"The Obama administration's acquiescence to Arab pressure, and its
deviation from long-standing U.S. policy, was perceived by Israel as a
threat to its security, and Israel demanded that the situation be
rectified," the Middle East Media Research Institute said. "The
The sources said the nuclear issue has become a leading item in talks
between Netanyahu and Obama. They said Israel wants a commitment that
Washington would halt any effort by Egypt and its allies to single out
Israel during the Sept. 20 general conference of the IAEA.
Robert Satloff, executive director of the Washington Institute, said
Obama has accepted Israel's policy of nuclear ambiguity. He said Obama
promised Netanyahu that the United States would not betray Israel at the NPT
"That so much of their time was taken up with nuclear policy matters —
and that so much of this was made public — was a result of the utter shock
felt within Israel's security establishment upon Washington's acquiescence
to the NPT document," Satloff said.
Over the last year, the sources said, Jerusalem has sought to break the
U.S. boycott of Israel's nuclear program.

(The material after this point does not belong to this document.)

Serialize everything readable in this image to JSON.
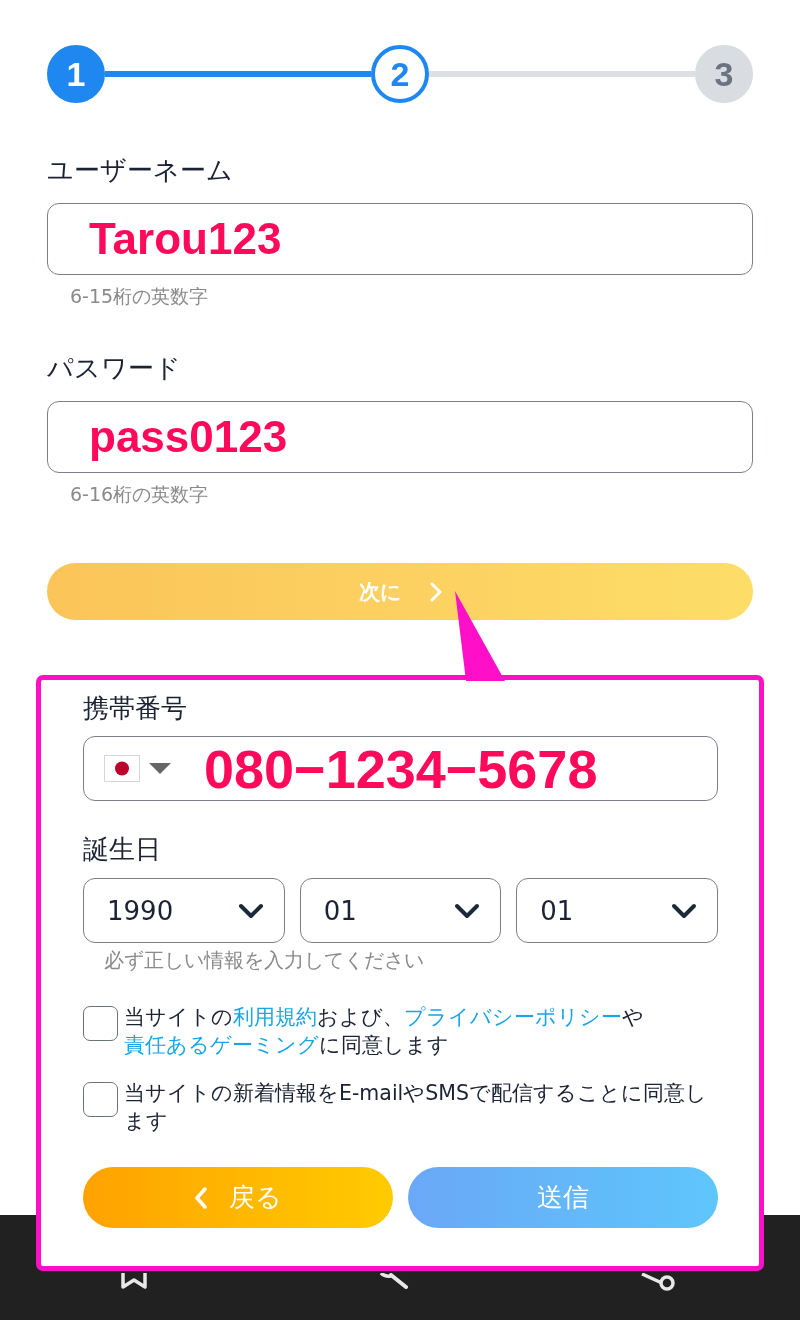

They said Israel has argued that
Washington should end the boycott as it did with India, slated to receive
U.S. nuclear technology and supplies despite its refusal to sign the NPT.
On Sept. 13, the United States urged Arab countries to withdraw a
resolution that called on Israel to sign the NPT. Arab League members had been drafting the resolution for the assembly of the International Atomic
Energy Agency, on Sept. 20.
"We need to send a positive impulse to that broader peace process, not a
negative one," Glyn Davies, the U.S. envoy to the IAEA, said.
The sources said the government of Prime Minister Benjamin Netanyahu has
been studying a U.S. draft of the nuclear accord. They said the Obama
administration has pledged to consider the supply of unspecified technology
for any Israeli nuclear energy program under IAEA supervision.